Privacy-focused web browser Brave started rolling out its native AI assistant Leo, promising conversations that are “private, anonymous, and secure.” The company first introduced Leo via its Nightly experimental channel in August and has been testing it ever since.
In a blog post, Brave said Leo is now available for free to all desktop users of its web browser starting Nov. 2. A premium version costs $15 per month. The chatbot is rolling out in phases over the next few days” and will be available on Android and iOS “in the coming months.”
Brave’s AI browser assistant Leo is being rolled out over the next few days to all desktop users!

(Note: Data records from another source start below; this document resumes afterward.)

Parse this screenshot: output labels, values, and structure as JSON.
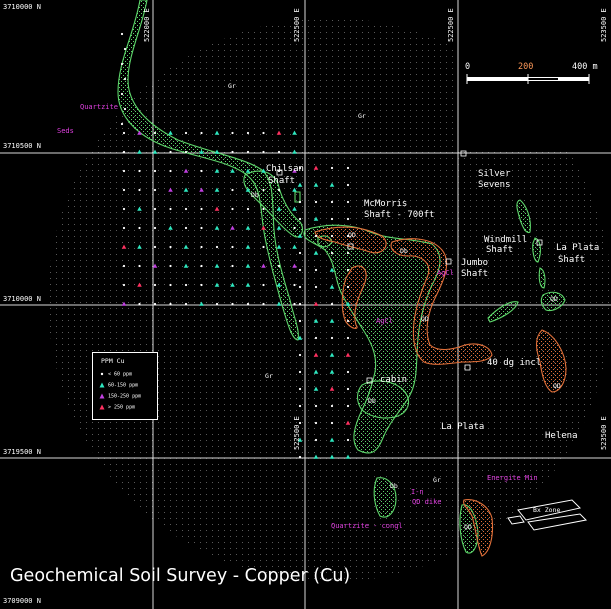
{
  "title": "Geochemical Soil Survey - Copper (Cu)",
  "grid": {
    "northings": [
      "3710000 N",
      "3710500 N",
      "3710000 N",
      "3719500 N",
      "3709000 N"
    ],
    "eastings": [
      "522000 E",
      "522500 E",
      "522500 E",
      "523500 E"
    ],
    "bottom_eastings": [
      "522500 E",
      "523500 E"
    ]
  },
  "scale_bar": {
    "labels": [
      "0",
      "200",
      "400 m"
    ],
    "colors": [
      "#ffffff",
      "#ff9a5a",
      "#ffffff"
    ]
  },
  "place_names": [
    {
      "id": "chilsan",
      "text": "Chilsan"
    },
    {
      "id": "chilsan-shaft",
      "text": "Shaft"
    },
    {
      "id": "mcmorris",
      "text": "McMorris"
    },
    {
      "id": "mcmorris-shaft",
      "text": "Shaft - 700ft"
    },
    {
      "id": "silver",
      "text": "Silver"
    },
    {
      "id": "sevens",
      "text": "Sevens"
    },
    {
      "id": "windmill",
      "text": "Windmill"
    },
    {
      "id": "windmill-shaft",
      "text": "Shaft"
    },
    {
      "id": "jumbo",
      "text": "Jumbo"
    },
    {
      "id": "jumbo-shaft",
      "text": "Shaft"
    },
    {
      "id": "laplata-shaft1",
      "text": "La Plata"
    },
    {
      "id": "laplata-shaft2",
      "text": "Shaft"
    },
    {
      "id": "incl",
      "text": "40 dg incl"
    },
    {
      "id": "cabin",
      "text": "cabin"
    },
    {
      "id": "laplata",
      "text": "La Plata"
    },
    {
      "id": "helena",
      "text": "Helena"
    }
  ],
  "geology_labels": [
    {
      "id": "gr1",
      "text": "Gr"
    },
    {
      "id": "gr2",
      "text": "Gr"
    },
    {
      "id": "gr3",
      "text": "Gr"
    },
    {
      "id": "gr4",
      "text": "Gr"
    },
    {
      "id": "db1",
      "text": "Db"
    },
    {
      "id": "db2",
      "text": "Db"
    },
    {
      "id": "db3",
      "text": "Db"
    },
    {
      "id": "db4",
      "text": "Db"
    },
    {
      "id": "qd1",
      "text": "QD"
    },
    {
      "id": "qd2",
      "text": "QD"
    },
    {
      "id": "qd3",
      "text": "QD"
    },
    {
      "id": "qd4",
      "text": "QD"
    },
    {
      "id": "qd5",
      "text": "QD"
    }
  ],
  "unit_labels": [
    {
      "id": "quartzite",
      "text": "Quartzite"
    },
    {
      "id": "seds",
      "text": "Seds"
    },
    {
      "id": "agcl1",
      "text": "AgCl"
    },
    {
      "id": "agcl2",
      "text": "AgCl"
    },
    {
      "id": "energite",
      "text": "Energite Min"
    },
    {
      "id": "in",
      "text": "I-n"
    },
    {
      "id": "qddike",
      "text": "QD dike"
    },
    {
      "id": "quartzite-congl",
      "text": "Quartzite - congl"
    },
    {
      "id": "bxzone",
      "text": "Bx Zone"
    }
  ],
  "legend": {
    "title": "PPM   Cu",
    "classes": [
      {
        "label": "< 60 ppm",
        "color": "#ffffff",
        "symbol": "dot"
      },
      {
        "label": "60-150 ppm",
        "color": "#2ee8c0",
        "symbol": "triangle"
      },
      {
        "label": "150-250 ppm",
        "color": "#c040e0",
        "symbol": "triangle"
      },
      {
        "label": "> 250 ppm",
        "color": "#ff3060",
        "symbol": "triangle"
      }
    ]
  },
  "colors": {
    "outline": "#5ed66b",
    "stipple": "#5ed66b",
    "agcl_outline": "#e0703a",
    "grid": "#ffffff",
    "background": "#000000"
  }
}
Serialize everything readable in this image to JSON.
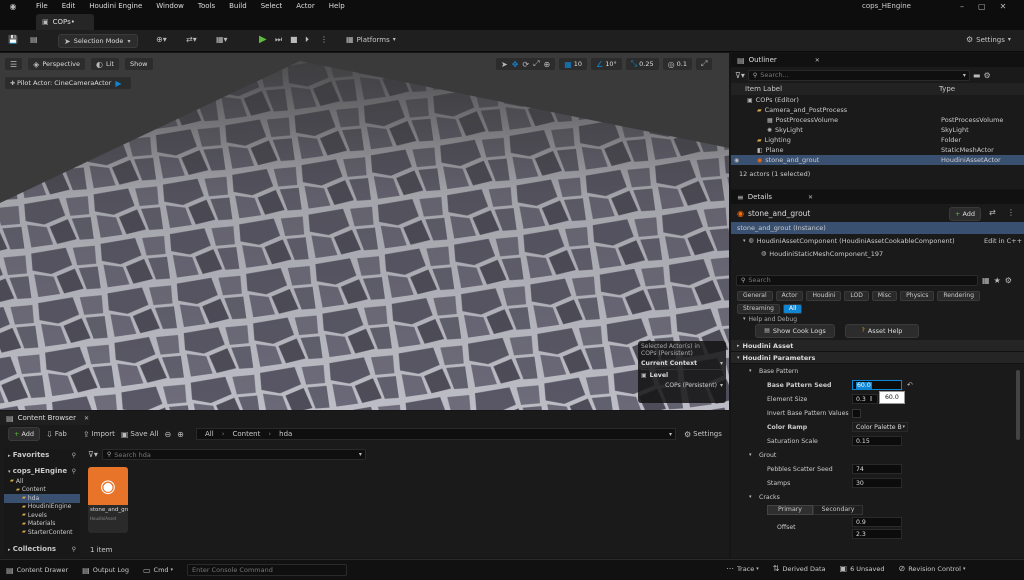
{
  "app": {
    "title": "cops_HEngine",
    "tab": "COPs•"
  },
  "menu": [
    "File",
    "Edit",
    "Houdini Engine",
    "Window",
    "Tools",
    "Build",
    "Select",
    "Actor",
    "Help"
  ],
  "toolbar": {
    "selection_mode": "Selection Mode",
    "platforms": "Platforms",
    "settings": "Settings"
  },
  "viewport": {
    "perspective": "Perspective",
    "lit": "Lit",
    "show": "Show",
    "pilot": "Pilot Actor: CineCameraActor",
    "grid": "10",
    "angle": "10°",
    "scale": "0.25",
    "speed": "0.1",
    "context": {
      "selected": "Selected Actor(s) in",
      "persistent": "COPs (Persistent)",
      "current": "Current Context",
      "level": "Level",
      "level_value": "COPs (Persistent)"
    }
  },
  "outliner": {
    "title": "Outliner",
    "search": "Search...",
    "col_label": "Item Label",
    "col_type": "Type",
    "rows": [
      {
        "label": "COPs (Editor)",
        "type": "",
        "indent": 1,
        "icon": "level-icon"
      },
      {
        "label": "Camera_and_PostProcess",
        "type": "",
        "indent": 2,
        "icon": "folder-icon"
      },
      {
        "label": "PostProcessVolume",
        "type": "PostProcessVolume",
        "indent": 3,
        "icon": "volume-icon"
      },
      {
        "label": "SkyLight",
        "type": "SkyLight",
        "indent": 3,
        "icon": "light-icon"
      },
      {
        "label": "Lighting",
        "type": "Folder",
        "indent": 2,
        "icon": "folder-icon"
      },
      {
        "label": "Plane",
        "type": "StaticMeshActor",
        "indent": 2,
        "icon": "mesh-icon"
      },
      {
        "label": "stone_and_grout",
        "type": "HoudiniAssetActor",
        "indent": 2,
        "icon": "houdini-icon",
        "selected": true
      }
    ],
    "count": "12 actors (1 selected)"
  },
  "details": {
    "title": "Details",
    "actor": "stone_and_grout",
    "add": "Add",
    "instance": "stone_and_grout (Instance)",
    "component": "HoudiniAssetComponent (HoudiniAssetCookableComponent)",
    "edit_cpp": "Edit in C++",
    "subcomponent": "HoudiniStaticMeshComponent_197",
    "search": "Search",
    "filters": [
      "General",
      "Actor",
      "Houdini",
      "LOD",
      "Misc",
      "Physics",
      "Rendering"
    ],
    "filters2": [
      "Streaming",
      "All"
    ],
    "help_debug": "Help and Debug",
    "show_cook_logs": "Show Cook Logs",
    "asset_help": "Asset Help",
    "houdini_asset": "Houdini Asset",
    "houdini_params": "Houdini Parameters",
    "base_pattern": "Base Pattern",
    "params": {
      "seed_label": "Base Pattern Seed",
      "seed_val": "60.0",
      "tooltip": "60.0",
      "elem_label": "Element Size",
      "elem_val": "0.3",
      "invert_label": "Invert Base Pattern Values",
      "ramp_label": "Color Ramp",
      "ramp_val": "Color Palette B",
      "sat_label": "Saturation Scale",
      "sat_val": "0.15"
    },
    "grout": "Grout",
    "grout_params": {
      "pebbles_label": "Pebbles Scatter Seed",
      "pebbles_val": "74",
      "stamps_label": "Stamps",
      "stamps_val": "30"
    },
    "cracks": "Cracks",
    "primary": "Primary",
    "secondary": "Secondary",
    "offset_label": "Offset",
    "offset_val1": "0.9",
    "offset_val2": "2.3"
  },
  "content": {
    "title": "Content Browser",
    "add": "Add",
    "fab": "Fab",
    "import": "Import",
    "save_all": "Save All",
    "path": [
      "All",
      "Content",
      "hda"
    ],
    "settings": "Settings",
    "favorites": "Favorites",
    "project": "cops_HEngine",
    "search": "Search hda",
    "tree": [
      {
        "label": "All",
        "indent": 0
      },
      {
        "label": "Content",
        "indent": 1
      },
      {
        "label": "hda",
        "indent": 2,
        "selected": true
      },
      {
        "label": "HoudiniEngine",
        "indent": 2
      },
      {
        "label": "Levels",
        "indent": 2
      },
      {
        "label": "Materials",
        "indent": 2
      },
      {
        "label": "StarterContent",
        "indent": 2
      }
    ],
    "collections": "Collections",
    "asset": {
      "name": "stone_and_grout",
      "type": "HoudiniAsset"
    },
    "count": "1 item"
  },
  "status": {
    "drawer": "Content Drawer",
    "output": "Output Log",
    "cmd": "Cmd",
    "console": "Enter Console Command",
    "trace": "Trace",
    "derived": "Derived Data",
    "unsaved": "6 Unsaved",
    "revision": "Revision Control"
  },
  "colors": {
    "accent": "#0e86d4",
    "selection": "#3a5070",
    "play": "#5dbb3a"
  }
}
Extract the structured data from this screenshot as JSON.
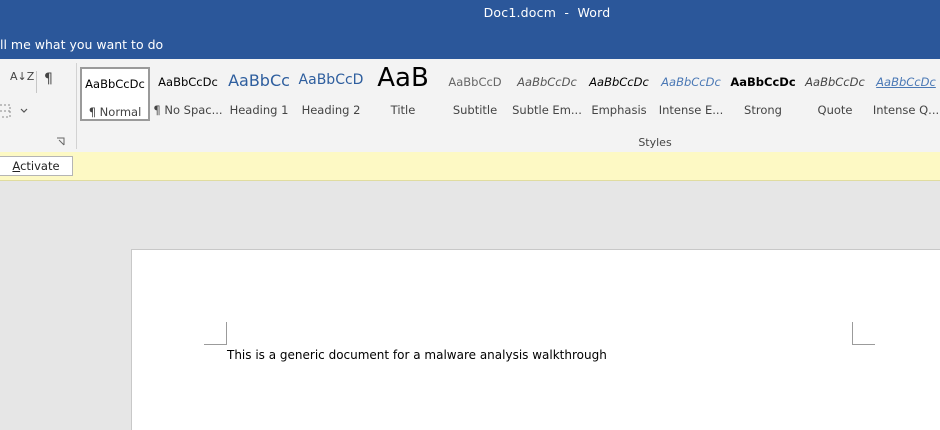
{
  "window": {
    "title": "Doc1.docm  -  Word"
  },
  "tell_me": {
    "placeholder": "ll me what you want to do"
  },
  "styles_group": {
    "label": "Styles",
    "items": [
      {
        "preview": "AaBbCcDc",
        "name": "¶ Normal"
      },
      {
        "preview": "AaBbCcDc",
        "name": "¶ No Spac..."
      },
      {
        "preview": "AaBbCc",
        "name": "Heading 1"
      },
      {
        "preview": "AaBbCcD",
        "name": "Heading 2"
      },
      {
        "preview": "AaB",
        "name": "Title"
      },
      {
        "preview": "AaBbCcD",
        "name": "Subtitle"
      },
      {
        "preview": "AaBbCcDc",
        "name": "Subtle Em..."
      },
      {
        "preview": "AaBbCcDc",
        "name": "Emphasis"
      },
      {
        "preview": "AaBbCcDc",
        "name": "Intense E..."
      },
      {
        "preview": "AaBbCcDc",
        "name": "Strong"
      },
      {
        "preview": "AaBbCcDc",
        "name": "Quote"
      },
      {
        "preview": "AaBbCcDc",
        "name": "Intense Q..."
      }
    ]
  },
  "paragraph_tools": {
    "sort_icon": "A↓Z",
    "pilcrow": "¶",
    "borders_icon": "borders-icon"
  },
  "message_bar": {
    "activate_label": "Activate"
  },
  "document": {
    "text": "This is a generic  document for a malware analysis walkthrough"
  },
  "colors": {
    "title_bar": "#2b579a",
    "message_bar": "#fdf9c4",
    "canvas": "#e6e6e6"
  }
}
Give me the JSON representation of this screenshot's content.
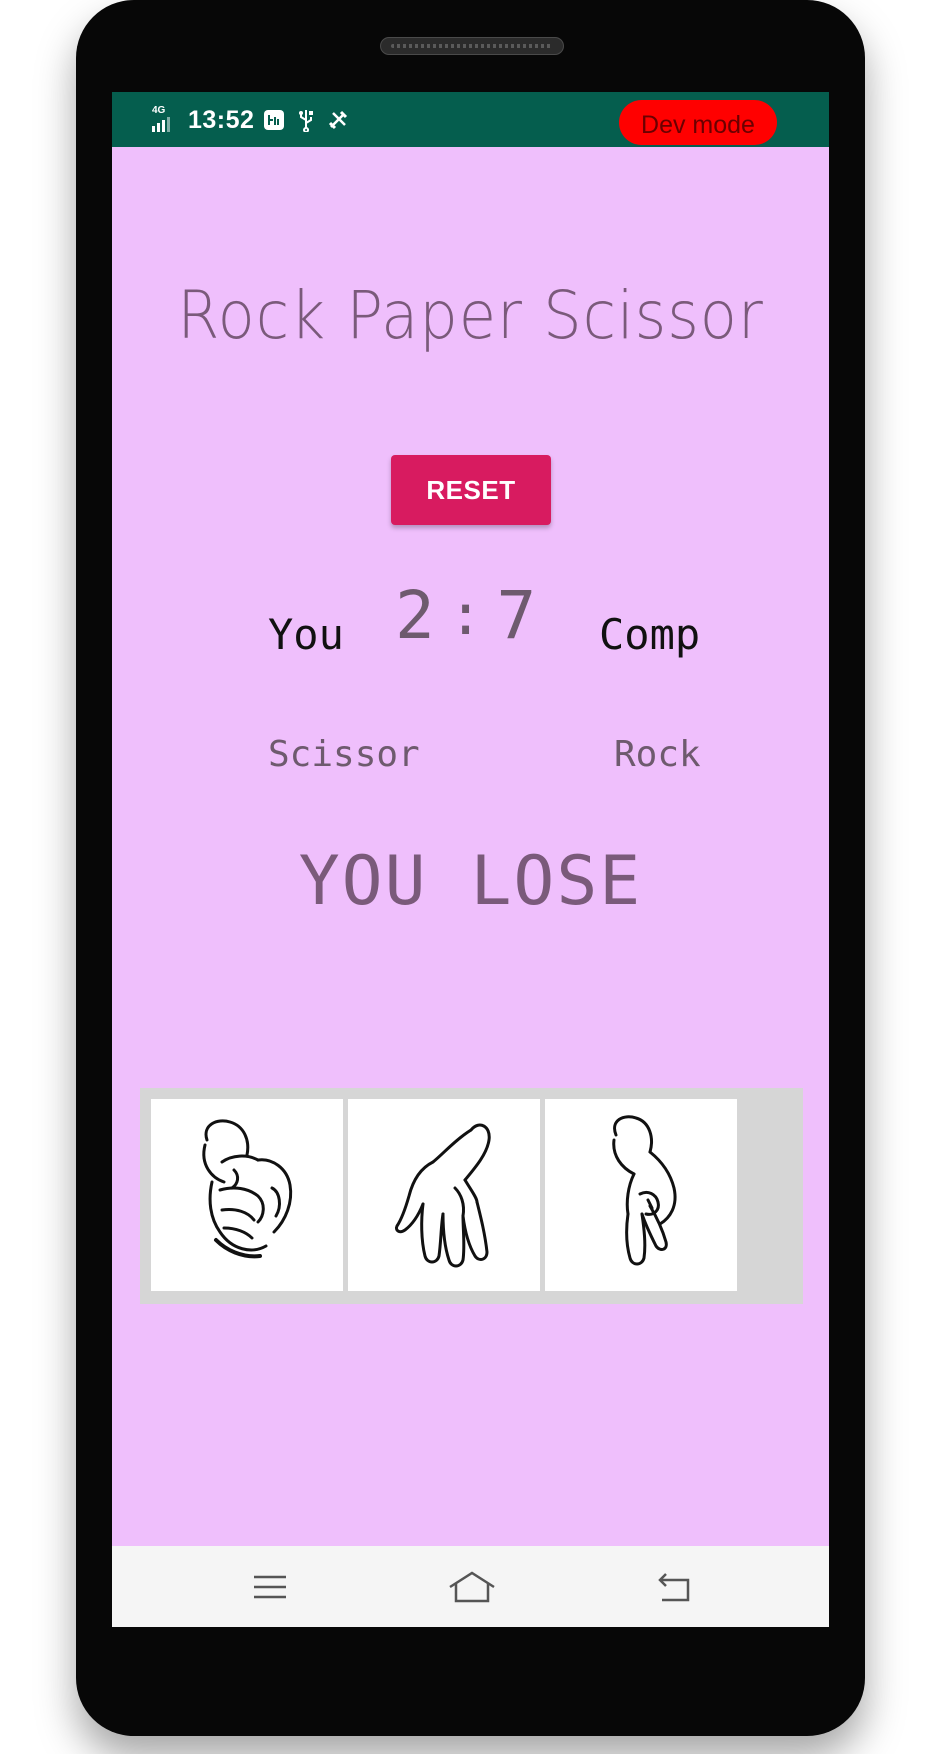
{
  "status_bar": {
    "network": "4G",
    "time": "13:52",
    "dev_mode_label": "Dev mode",
    "icons": [
      "signal-icon",
      "app-notification-icon",
      "usb-icon",
      "tools-icon"
    ]
  },
  "app": {
    "title": "Rock Paper Scissor",
    "reset_label": "RESET",
    "player_label": "You",
    "computer_label": "Comp",
    "player_score": "2",
    "score_separator": ":",
    "computer_score": "7",
    "player_choice": "Scissor",
    "computer_choice": "Rock",
    "result": "YOU LOSE"
  },
  "choices": [
    {
      "icon": "rock-hand-icon"
    },
    {
      "icon": "paper-hand-icon"
    },
    {
      "icon": "scissor-hand-icon"
    }
  ],
  "nav": {
    "icons": [
      "menu-icon",
      "home-icon",
      "back-icon"
    ]
  },
  "colors": {
    "status_bar": "#055e4e",
    "background": "#efbffc",
    "accent": "#d81b60",
    "dev_mode": "#ff0000",
    "panel": "#d6d6d6"
  }
}
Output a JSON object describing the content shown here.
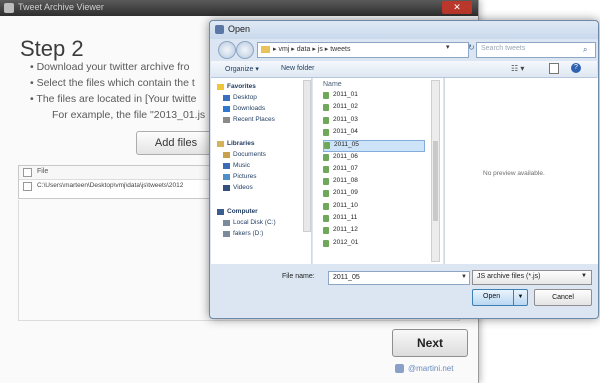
{
  "wizard": {
    "title": "Tweet Archive Viewer",
    "close_glyph": "✕",
    "step_title": "Step 2",
    "instructions": [
      "• Download your twitter archive fro",
      "• Select the files which contain the t",
      "• The files are located in [Your twitte",
      "For example, the file \"2013_01.js"
    ],
    "add_files_label": "Add files",
    "table": {
      "header": "File",
      "row": "C:\\Users\\marteen\\Desktop\\vmj\\data\\js\\tweets\\2012"
    },
    "next_label": "Next",
    "footer": "@martini.net"
  },
  "dialog": {
    "title": "Open",
    "address": "▸ vmj ▸ data ▸ js ▸ tweets",
    "search_placeholder": "Search tweets",
    "organize": "Organize ▾",
    "new_folder": "New folder",
    "views_glyph": "☷ ▾",
    "help_glyph": "?",
    "nav": {
      "favorites": "Favorites",
      "desktop": "Desktop",
      "downloads": "Downloads",
      "recent": "Recent Places",
      "libraries": "Libraries",
      "documents": "Documents",
      "music": "Music",
      "pictures": "Pictures",
      "videos": "Videos",
      "computer": "Computer",
      "local_disk": "Local Disk (C:)",
      "drive_d": "fakers (D:)"
    },
    "name_column": "Name",
    "files": [
      "2011_01",
      "2011_02",
      "2011_03",
      "2011_04",
      "2011_05",
      "2011_06",
      "2011_07",
      "2011_08",
      "2011_09",
      "2011_10",
      "2011_11",
      "2011_12",
      "2012_01"
    ],
    "selected_file": "2011_05",
    "no_preview": "No preview available.",
    "filename_label": "File name:",
    "filename_value": "2011_05",
    "filter": "JS archive files (*.js)",
    "open_label": "Open",
    "cancel_label": "Cancel"
  },
  "colors": {
    "selection": "#cde3f8",
    "dialog_frame": "#dbe6f2",
    "folder": "#e9c25a",
    "js_icon": "#6fa85a"
  }
}
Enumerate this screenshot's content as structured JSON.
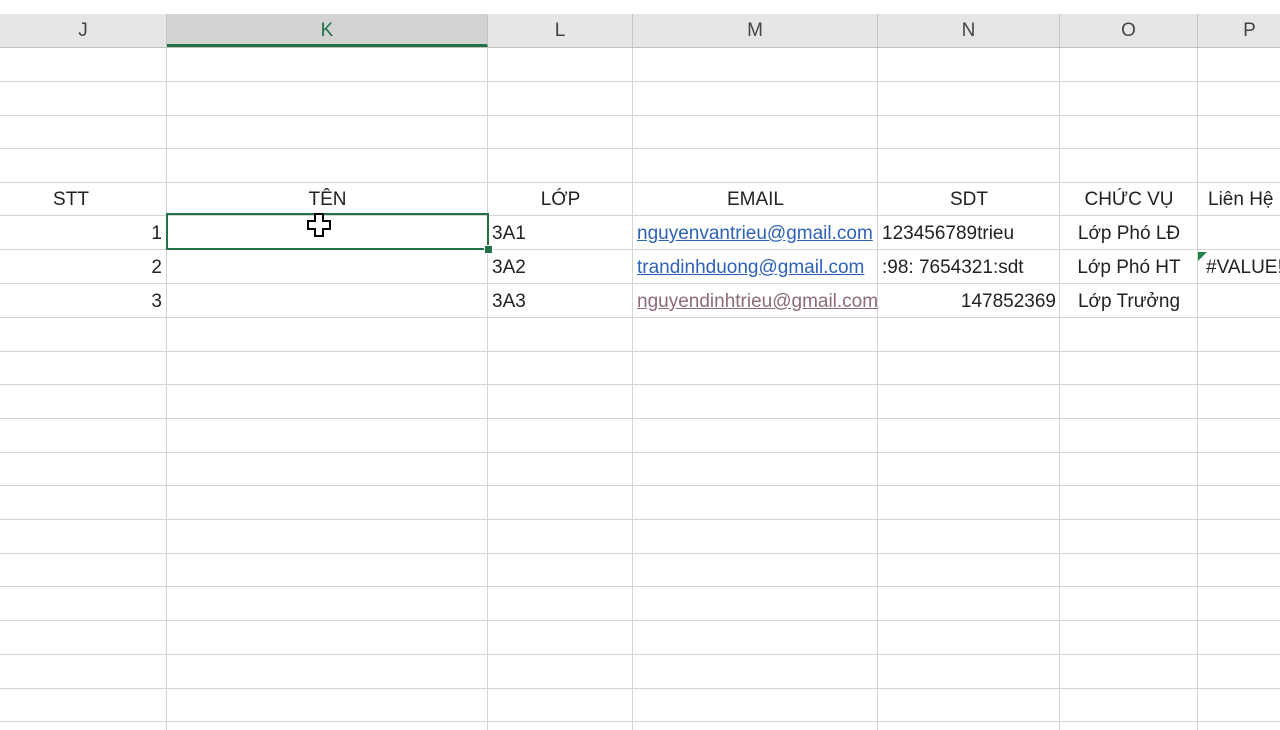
{
  "columns": [
    {
      "letter": "J"
    },
    {
      "letter": "K"
    },
    {
      "letter": "L"
    },
    {
      "letter": "M"
    },
    {
      "letter": "N"
    },
    {
      "letter": "O"
    },
    {
      "letter": "P"
    }
  ],
  "selected_column": "K",
  "table": {
    "headers": {
      "stt": "STT",
      "ten": "TÊN",
      "lop": "LỚP",
      "email": "EMAIL",
      "sdt": "SDT",
      "chuc_vu": "CHỨC VỤ",
      "lien_he": "Liên Hệ"
    },
    "rows": [
      {
        "stt": "1",
        "ten": "",
        "lop": "3A1",
        "email": "nguyenvantrieu@gmail.com",
        "sdt": "123456789trieu",
        "chuc_vu": "Lớp Phó LĐ",
        "lien_he": ""
      },
      {
        "stt": "2",
        "ten": "",
        "lop": "3A2",
        "email": "trandinhduong@gmail.com",
        "sdt": ":98: 7654321:sdt",
        "chuc_vu": "Lớp Phó HT",
        "lien_he": "#VALUE!"
      },
      {
        "stt": "3",
        "ten": "",
        "lop": "3A3",
        "email": "nguyendinhtrieu@gmail.com",
        "sdt": "147852369",
        "chuc_vu": "Lớp Trưởng",
        "lien_he": ""
      }
    ]
  },
  "icons": {
    "cursor": "excel-plus-cursor-icon",
    "error_flag": "error-indicator-triangle-icon"
  },
  "colors": {
    "selection": "#217346",
    "link": "#2e62b7",
    "visited_link": "#8c6b73"
  }
}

Let’s talk about what you can expect from this powerful, privacy-preserving tool… pic.twitter.com/lkS35PYbsl
— Brave Software (@brave) November 2, 2023
Leo claims ‘unparalleled privacy’
According to Brave, Leo can translate, analyze, create summaries of web pages and videos, and rewrite pages, just like other AI chatbots such as Google Bard and Microsoft’s Bing Chat. What separates Leo from other AI browser assistants is that it is more private, Brave says.
The open-source browser developer said conversations with Leo are not recorded or used to train AI models and that “no account or login is required.” Brave Software also explained that it doesn’t collect IP addresses or retain personal data that can identify a user.
“Your chats with Leo are private, anonymous, and secure,” the company said on X, formerly Twitter.
The paid version of Leo can also analyze pages behind firewalls, paywalls, and content that may otherwise be unavailable. In the blog post, Brave CTO and cofounder Brian Bondy said the chatbot “adheres to Brave’s core values and is built with privacy by design.”
“User inputs are always submitted anonymously through a reverse proxy to our inference infrastructure, giving users an AI experience with unparalleled privacy,” he said. Chats “are discarded immediately after the reply is generated and are not persisted on Brave’s servers.”
According to Bondy, Leo is more than just a chatbot; it’s a companion that helps people navigate the Internet more easily.
“Leo ‘understands’ the current page you’re visiting; it’s the next best thing to talking directly with the author,” he said. “Leo can independently analyze and reason about pages, free of the author’s biases.”
More features for premium subscribers
The free version of Leo is powered by Llama 2, an open-source large language model (LLM) developed by Meta for commercial and research purposes. Leo Premium is based on Anthropic’s Claude Instant and can produce longer and more detailed answers.
“We tested several systems, and Anthropic was the best fit for this initial release with their speed and advanced conversational abilities,” Bondy said, as reported by Decrypt. He added that Anthropic used Brave’s Search API to train and optimize Claude 2, its latest AI model.
Brave Leo is free by default, the company said, and Leo Premium subscribers get access to additional large language models for “higher quality conversations, higher rate limits, priority queuing, and early access to new features.”
“Leo is built in a way that many different models can be plugged into the feature,” Bondy said.
“We believe that more models will be offered over time and that users should be able to choose among them,” he added.
Experts have warned that generative AI chatbots like ChatGPT can create false information, promote eating disorders, and even aid in planning terrorist attacks. Bondy said Leo filters harmful responses and will not answer dangerous questions, as defined by Brave’s policies.